are unique to the Philippines,” says Lu. What the club
is aiming for is a heightened sense of awareness about the
ornithological wonders of the country and to get people—both
locals and expats alike—interested in indulging in the
hobby and preserving the natural habitats of these winged
Part of the efforts of the Wild Bird Club
is to establish and expand their scientific bird records where
the species of birds in the Philippines are written. Individual
members of the group, conservation groups, and international
sources all help add to the list.
Lu relates that foreigners contribute greatly
to the reports and to the welfare of the club in general.
Besides the fact that British-born James McCarthy used his
own funds to establish the club, Danish ornithologist Arne
Jensen is the one-in-charge of the Records Committee. Jensen
is also the president of the Bird Club in Denmark.
There are more than 200 species of birds
unique to the Philippines. How many of them do you know?
Bird festivals like the 7th Philippine Bird
Festival in Dumaguete and the 2nd Asian Bird Fair in Taiwan
are also connected with the club, providing even beginners
an avenue where they can have fun not only by watching birds
but also conducting tradeshows, bird origami and face painting
activities, as well as outreach programs by collaborating
with different conservation nongovernment organizations. “We
invite private schools and public schools to come and we teach
people on stage about birdwatching,” says Lu.
Outside of bird festivals, the Wild Bird
Club of the Philippines also delves into the corporate world
by conducting bird surveys for various companies. “Different
corporations and resorts invite us to do bird surveys for
them.

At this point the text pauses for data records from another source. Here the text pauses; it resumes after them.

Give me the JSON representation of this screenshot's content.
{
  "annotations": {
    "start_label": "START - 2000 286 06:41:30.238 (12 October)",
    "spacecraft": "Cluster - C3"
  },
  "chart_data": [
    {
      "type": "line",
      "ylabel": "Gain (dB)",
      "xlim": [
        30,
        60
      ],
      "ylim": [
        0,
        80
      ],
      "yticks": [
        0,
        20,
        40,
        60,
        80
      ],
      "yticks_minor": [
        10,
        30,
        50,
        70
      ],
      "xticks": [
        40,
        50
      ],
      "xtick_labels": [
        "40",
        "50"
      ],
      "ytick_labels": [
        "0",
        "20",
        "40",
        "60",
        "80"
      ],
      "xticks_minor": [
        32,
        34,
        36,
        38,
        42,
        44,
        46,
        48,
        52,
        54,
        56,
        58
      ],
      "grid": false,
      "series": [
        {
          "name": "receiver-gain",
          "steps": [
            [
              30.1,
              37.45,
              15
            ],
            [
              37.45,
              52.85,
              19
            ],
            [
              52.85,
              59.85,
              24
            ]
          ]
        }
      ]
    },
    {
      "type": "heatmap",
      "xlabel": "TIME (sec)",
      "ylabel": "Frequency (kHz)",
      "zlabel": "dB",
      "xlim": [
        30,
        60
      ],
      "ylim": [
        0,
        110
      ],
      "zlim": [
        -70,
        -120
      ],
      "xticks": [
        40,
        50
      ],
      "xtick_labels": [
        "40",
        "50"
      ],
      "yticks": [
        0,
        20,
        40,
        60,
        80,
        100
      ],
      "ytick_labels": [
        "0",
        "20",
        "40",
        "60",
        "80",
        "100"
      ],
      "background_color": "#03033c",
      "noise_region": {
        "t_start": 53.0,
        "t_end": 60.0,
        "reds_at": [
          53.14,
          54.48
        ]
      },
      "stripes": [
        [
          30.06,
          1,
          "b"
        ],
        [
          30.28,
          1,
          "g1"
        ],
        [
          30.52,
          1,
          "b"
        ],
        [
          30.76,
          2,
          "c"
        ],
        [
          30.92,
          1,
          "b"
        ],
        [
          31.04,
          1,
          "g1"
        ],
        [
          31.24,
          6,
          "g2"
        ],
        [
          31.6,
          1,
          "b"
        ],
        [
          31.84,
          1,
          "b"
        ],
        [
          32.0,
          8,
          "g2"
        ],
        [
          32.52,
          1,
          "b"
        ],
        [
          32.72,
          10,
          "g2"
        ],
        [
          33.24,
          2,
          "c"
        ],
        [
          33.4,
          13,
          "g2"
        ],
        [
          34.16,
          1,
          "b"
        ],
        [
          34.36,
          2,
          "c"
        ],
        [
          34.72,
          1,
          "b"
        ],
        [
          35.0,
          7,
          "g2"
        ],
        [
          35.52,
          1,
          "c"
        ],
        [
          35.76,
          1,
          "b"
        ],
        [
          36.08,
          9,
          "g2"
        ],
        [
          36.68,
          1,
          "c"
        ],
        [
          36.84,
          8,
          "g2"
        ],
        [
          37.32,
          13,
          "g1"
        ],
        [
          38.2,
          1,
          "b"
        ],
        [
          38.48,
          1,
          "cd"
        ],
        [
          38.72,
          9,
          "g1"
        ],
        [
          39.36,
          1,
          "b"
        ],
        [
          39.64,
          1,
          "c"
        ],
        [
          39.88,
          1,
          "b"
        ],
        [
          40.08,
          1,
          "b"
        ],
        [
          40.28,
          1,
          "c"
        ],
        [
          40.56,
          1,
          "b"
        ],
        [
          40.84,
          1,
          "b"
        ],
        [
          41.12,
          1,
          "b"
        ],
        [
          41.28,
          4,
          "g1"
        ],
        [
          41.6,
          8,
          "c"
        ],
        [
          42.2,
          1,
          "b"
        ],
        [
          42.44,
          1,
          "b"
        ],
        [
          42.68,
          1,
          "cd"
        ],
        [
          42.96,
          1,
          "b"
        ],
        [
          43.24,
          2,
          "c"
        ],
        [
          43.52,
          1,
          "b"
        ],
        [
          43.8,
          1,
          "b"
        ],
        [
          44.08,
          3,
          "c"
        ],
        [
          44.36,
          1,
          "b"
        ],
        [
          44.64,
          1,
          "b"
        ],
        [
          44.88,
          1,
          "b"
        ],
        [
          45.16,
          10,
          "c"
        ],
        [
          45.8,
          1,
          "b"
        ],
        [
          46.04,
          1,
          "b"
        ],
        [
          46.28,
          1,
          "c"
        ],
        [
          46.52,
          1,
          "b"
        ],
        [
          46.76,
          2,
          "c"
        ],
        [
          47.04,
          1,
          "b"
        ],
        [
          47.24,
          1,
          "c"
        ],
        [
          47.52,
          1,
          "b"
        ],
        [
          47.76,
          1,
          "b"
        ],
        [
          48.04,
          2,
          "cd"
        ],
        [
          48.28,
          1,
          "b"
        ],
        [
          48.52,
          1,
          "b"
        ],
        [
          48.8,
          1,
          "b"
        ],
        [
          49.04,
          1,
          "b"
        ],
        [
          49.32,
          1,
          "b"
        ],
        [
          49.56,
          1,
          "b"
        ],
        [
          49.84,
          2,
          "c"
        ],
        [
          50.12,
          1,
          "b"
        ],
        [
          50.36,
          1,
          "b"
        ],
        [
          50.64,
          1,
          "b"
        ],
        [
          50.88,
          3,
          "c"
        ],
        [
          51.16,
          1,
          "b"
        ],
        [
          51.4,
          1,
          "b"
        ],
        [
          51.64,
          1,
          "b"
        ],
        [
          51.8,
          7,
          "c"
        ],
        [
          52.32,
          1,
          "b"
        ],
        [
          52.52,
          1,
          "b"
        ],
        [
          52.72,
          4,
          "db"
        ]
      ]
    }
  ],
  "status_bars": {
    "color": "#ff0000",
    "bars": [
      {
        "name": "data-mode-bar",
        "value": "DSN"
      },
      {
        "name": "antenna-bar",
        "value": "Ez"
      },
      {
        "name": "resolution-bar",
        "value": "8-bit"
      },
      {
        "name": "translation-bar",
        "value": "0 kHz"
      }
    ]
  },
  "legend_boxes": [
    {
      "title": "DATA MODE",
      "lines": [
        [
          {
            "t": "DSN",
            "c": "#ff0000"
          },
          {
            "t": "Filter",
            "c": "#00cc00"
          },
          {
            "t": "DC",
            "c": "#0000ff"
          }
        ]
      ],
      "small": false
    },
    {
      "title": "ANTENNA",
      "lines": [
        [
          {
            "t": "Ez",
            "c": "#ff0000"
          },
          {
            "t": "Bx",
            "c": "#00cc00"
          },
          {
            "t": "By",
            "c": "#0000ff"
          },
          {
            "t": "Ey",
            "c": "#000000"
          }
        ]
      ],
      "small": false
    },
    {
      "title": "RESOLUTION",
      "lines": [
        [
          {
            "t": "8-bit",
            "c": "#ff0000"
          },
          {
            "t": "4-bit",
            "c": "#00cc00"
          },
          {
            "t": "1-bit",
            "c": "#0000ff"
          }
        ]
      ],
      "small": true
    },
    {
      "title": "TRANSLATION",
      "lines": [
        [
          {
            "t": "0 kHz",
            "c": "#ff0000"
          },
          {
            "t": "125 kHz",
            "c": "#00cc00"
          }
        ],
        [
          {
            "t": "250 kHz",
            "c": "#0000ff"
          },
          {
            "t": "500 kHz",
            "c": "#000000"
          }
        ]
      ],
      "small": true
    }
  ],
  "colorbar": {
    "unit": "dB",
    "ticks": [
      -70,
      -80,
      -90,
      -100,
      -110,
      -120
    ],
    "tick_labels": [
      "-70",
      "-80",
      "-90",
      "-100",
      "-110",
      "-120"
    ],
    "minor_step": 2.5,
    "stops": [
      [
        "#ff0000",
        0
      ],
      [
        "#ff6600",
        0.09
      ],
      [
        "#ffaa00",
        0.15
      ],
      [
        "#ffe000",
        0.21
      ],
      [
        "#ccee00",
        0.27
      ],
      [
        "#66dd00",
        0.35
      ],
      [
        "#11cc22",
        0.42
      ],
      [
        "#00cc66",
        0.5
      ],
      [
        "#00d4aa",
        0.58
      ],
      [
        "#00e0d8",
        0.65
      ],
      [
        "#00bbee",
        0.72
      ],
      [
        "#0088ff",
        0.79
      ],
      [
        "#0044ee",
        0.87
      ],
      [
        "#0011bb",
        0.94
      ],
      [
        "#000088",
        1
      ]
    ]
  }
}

They use it to promote their resort,” says Lu.
One can become a member in the club by paying
Php400 and by getting the membership form from their website.
“Fresh air, sun and nature— better than TV!”
their website states. If you catch a glimpse of a Filipino
bird taking flight, you will surely agree. Visit their website
http://birdwatch.ph to see the Philippine species of bird
and to discover more details about the club.